Repeat the data exactly as given below, dropping every picture.

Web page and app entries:
● ● ● ●

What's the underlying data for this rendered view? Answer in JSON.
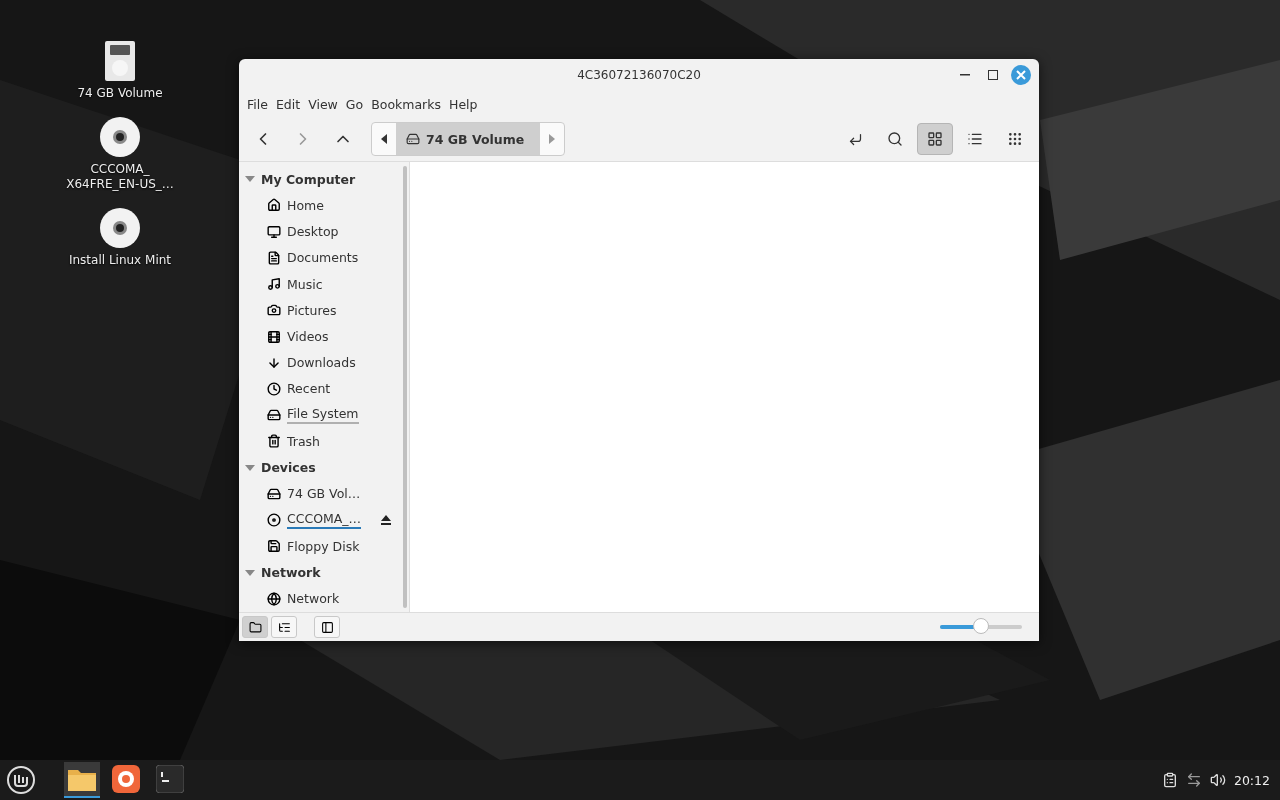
{
  "desktop_icons": [
    {
      "label": "74 GB Volume",
      "kind": "drive"
    },
    {
      "label": "CCCOMA_\nX64FRE_EN-US_…",
      "kind": "disc"
    },
    {
      "label": "Install Linux Mint",
      "kind": "disc"
    }
  ],
  "window": {
    "title": "4C36072136070C20",
    "menu": [
      "File",
      "Edit",
      "View",
      "Go",
      "Bookmarks",
      "Help"
    ],
    "path": {
      "label": "74 GB Volume"
    },
    "views": [
      {
        "kind": "icons",
        "selected": true
      },
      {
        "kind": "list",
        "selected": false
      },
      {
        "kind": "compact",
        "selected": false
      }
    ],
    "sidebar": [
      {
        "label": "My Computer",
        "expanded": true,
        "children": [
          {
            "label": "Home"
          },
          {
            "label": "Desktop"
          },
          {
            "label": "Documents"
          },
          {
            "label": "Music"
          },
          {
            "label": "Pictures"
          },
          {
            "label": "Videos"
          },
          {
            "label": "Downloads"
          },
          {
            "label": "Recent"
          },
          {
            "label": "File System",
            "level": 0
          },
          {
            "label": "Trash"
          }
        ]
      },
      {
        "label": "Devices",
        "expanded": true,
        "children": [
          {
            "label": "74 GB Vol…"
          },
          {
            "label": "CCCOMA_…",
            "level": 1,
            "ejectable": true
          },
          {
            "label": "Floppy Disk"
          }
        ]
      },
      {
        "label": "Network",
        "expanded": true,
        "children": [
          {
            "label": "Network"
          }
        ]
      }
    ],
    "pane_modes": [
      {
        "kind": "places",
        "selected": true
      },
      {
        "kind": "tree",
        "selected": false
      }
    ],
    "zoom": {
      "level": 0.5
    }
  },
  "taskbar": {
    "apps": [
      {
        "kind": "files",
        "active": true
      },
      {
        "kind": "browser",
        "active": false
      },
      {
        "kind": "terminal",
        "active": false
      }
    ],
    "clock": "20:12"
  }
}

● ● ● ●

§ **WRITTEN SOLUTION**:
What's the underlying data for this rendered view? Answer in JSON.
{
  "desktop_icons": [
    {
      "label": "74 GB Volume",
      "kind": "drive"
    },
    {
      "label": "CCCOMA_\nX64FRE_EN-US_…",
      "kind": "disc"
    },
    {
      "label": "Install Linux Mint",
      "kind": "disc"
    }
  ],
  "window": {
    "title": "4C36072136070C20",
    "menu": [
      "File",
      "Edit",
      "View",
      "Go",
      "Bookmarks",
      "Help"
    ],
    "path": {
      "label": "74 GB Volume"
    },
    "views": [
      {
        "kind": "icons",
        "selected": true
      },
      {
        "kind": "list",
        "selected": false
      },
      {
        "kind": "compact",
        "selected": false
      }
    ],
    "sidebar": [
      {
        "label": "My Computer",
        "expanded": true,
        "children": [
          {
            "label": "Home"
          },
          {
            "label": "Desktop"
          },
          {
            "label": "Documents"
          },
          {
            "label": "Music"
          },
          {
            "label": "Pictures"
          },
          {
            "label": "Videos"
          },
          {
            "label": "Downloads"
          },
          {
            "label": "Recent"
          },
          {
            "label": "File System",
            "level": 0
          },
          {
            "label": "Trash"
          }
        ]
      },
      {
        "label": "Devices",
        "expanded": true,
        "children": [
          {
            "label": "74 GB Vol…"
          },
          {
            "label": "CCCOMA_…",
            "level": 1,
            "ejectable": true
          },
          {
            "label": "Floppy Disk"
          }
        ]
      },
      {
        "label": "Network",
        "expanded": true,
        "children": [
          {
            "label": "Network"
          }
        ]
      }
    ],
    "pane_modes": [
      {
        "kind": "places",
        "selected": true
      },
      {
        "kind": "tree",
        "selected": false
      }
    ],
    "zoom": {
      "level": 0.5
    }
  },
  "taskbar": {
    "apps": [
      {
        "kind": "files",
        "active": true
      },
      {
        "kind": "browser",
        "active": false
      },
      {
        "kind": "terminal",
        "active": false
      }
    ],
    "clock": "20:12"
  }
}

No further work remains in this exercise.